FOR most Pakistanis, the prevailing economic conditions have unleashed unprecedented hardship. Steep power tariffs and high fuel costs have made everything expensive. Even the basic necessities are now beyond the reach of the public. Spending consistently more than earning has indebted the country to the core. We have mortgaged the future of even our grandchildren.
The irony is that while the rest of the country is expected to bear the economic crunch, for the top tiers of government, it appears to be business as usual. Foreign trips abroad have been in full force, regardless of the expense involved. Let us bear in mind that foreign policies are made at home, and not through meetings and tours abroad.
It is time our government, an interim one though it is, led the austerity drive from the front, particularly when they expect the rest of the country to bear the economic pressures. We can take a cue from the present chief justice, who has voluntarily given up protocol, privileges and all pomp and show attached to his high office. The administration, too, needs to demonstrate to the people through definitive actions that it stands with them in this time of acute economic emergency.
As a general rule, official tours abroad should be suspended. Online mediums are effective in today’s era, and our ambassadors abroad can represent us. There should be no free electricity for anyone — without exception. No free petrol or designated cars either; only car pools from which vehicles can be requisitioned.
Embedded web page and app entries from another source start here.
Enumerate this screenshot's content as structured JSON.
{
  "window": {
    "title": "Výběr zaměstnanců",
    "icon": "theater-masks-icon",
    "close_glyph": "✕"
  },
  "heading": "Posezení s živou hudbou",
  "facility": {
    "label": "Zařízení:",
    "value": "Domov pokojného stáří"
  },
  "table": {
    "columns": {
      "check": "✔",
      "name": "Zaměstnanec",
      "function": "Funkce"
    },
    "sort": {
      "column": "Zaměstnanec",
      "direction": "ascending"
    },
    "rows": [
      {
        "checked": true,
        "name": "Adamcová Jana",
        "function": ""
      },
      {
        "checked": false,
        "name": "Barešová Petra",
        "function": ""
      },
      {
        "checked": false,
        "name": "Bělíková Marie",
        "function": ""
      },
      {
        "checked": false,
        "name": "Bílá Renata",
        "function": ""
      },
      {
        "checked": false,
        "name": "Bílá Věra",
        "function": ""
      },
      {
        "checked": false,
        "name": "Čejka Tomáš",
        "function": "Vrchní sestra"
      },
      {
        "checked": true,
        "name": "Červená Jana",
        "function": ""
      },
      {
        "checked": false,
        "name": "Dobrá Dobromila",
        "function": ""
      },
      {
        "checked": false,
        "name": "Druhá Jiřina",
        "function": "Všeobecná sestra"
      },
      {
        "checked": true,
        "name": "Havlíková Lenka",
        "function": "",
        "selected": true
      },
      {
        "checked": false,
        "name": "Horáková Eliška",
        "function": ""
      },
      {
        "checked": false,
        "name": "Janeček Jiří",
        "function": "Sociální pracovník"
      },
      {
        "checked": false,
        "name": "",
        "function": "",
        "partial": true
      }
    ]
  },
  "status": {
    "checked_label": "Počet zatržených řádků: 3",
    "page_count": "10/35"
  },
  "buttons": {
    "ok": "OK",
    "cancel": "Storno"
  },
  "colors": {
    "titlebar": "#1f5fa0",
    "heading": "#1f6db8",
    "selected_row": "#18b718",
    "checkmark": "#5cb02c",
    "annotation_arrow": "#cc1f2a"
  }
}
The interim set-up must lead an austerity drive.
All loss-making state-owned enterprises should be closed down or privatised in a manner which is transparent and judicious for existing employees. When East Germany merged with West Germany, a massive programme of privatisation of East German SOEs was undertaken. They chose to sell only those that were functional; rehabilitated some that were not beyond repair and then sold them; and closed down the enterprises which were dysfunctional and could not be set right.
In this time of emergency, we cannot sustain loss-making enterprises, because it is not our own money but borrowed money from which we subsidise their existence. The government’s primary job is to regulate, not build financially unsustainable enterprises. An even better option is exploring public-private partnerships.
The centre as well as the provincial governments cannot create more jobs than they have already done. More jobs can be created only through industrialisation. Our industry is under pressure not only from the high costs of inputs, but also regulatory bodies whose officials hound industrialists, often in search of bribes.
True, industrialists make profits, but they also create jobs, reducing poverty in the process. Barring those who exploit the system to receive subsidies, when an industrialist expands his business, he does so because he has the know-how and capital. He is not exploiting the nation, but generating employment and economic activity. That is the attitude our bureaucracy and regulators need to develop towards our struggling industry. China has developed because they encouraged industrial and technological growth. The US is also boosting its manufacturing efforts. At our end, the long-awaited Special Economic Zones should be constructed as a top priority.
Red tape and corruption are discouraging foreign and even domestic investors from setting up industries in Pakistan. The constitution of the Special Investment Facilitation Council seems to be a step in the right direction. This civil-military initiative seeks to cut red tape and encourage investors to profit from Pakistan’s investment potential in IT, agriculture, energy, and mining.
Circular debt is another big hole in the treasury. The agreements negotiated with the IPPs are clearly loaded against the interests of the people. All agreements must be renegotiated, including the recent ones, invoking force majeure. This economic emergency constitutes more than force majeure; it has the risk of making Pakistan insolvent.
Let us be clear. There will be no easy money coming into our country anymore. Not even in the name of climate justice. We must learn to stand on our own feet. Our leadership needs to have faith in our own experts and our own resources.
We need to do what is most essential: embrace austerity at all layers of the executive, legislature, and judiciary; privatise dysfunctional SOEs transparently; renegotiate terms with all IPPs; and make policies that encourage domestic investors to put their money in industry rather than in real estate. It is always difficult to untie a complex knot. However, if these key areas of bad governance are addressed, much of the rest will fall in place.
The writer is a former foreign secretary and author of Diplomatic Footprints.
Published in Dawn, October 1st, 2023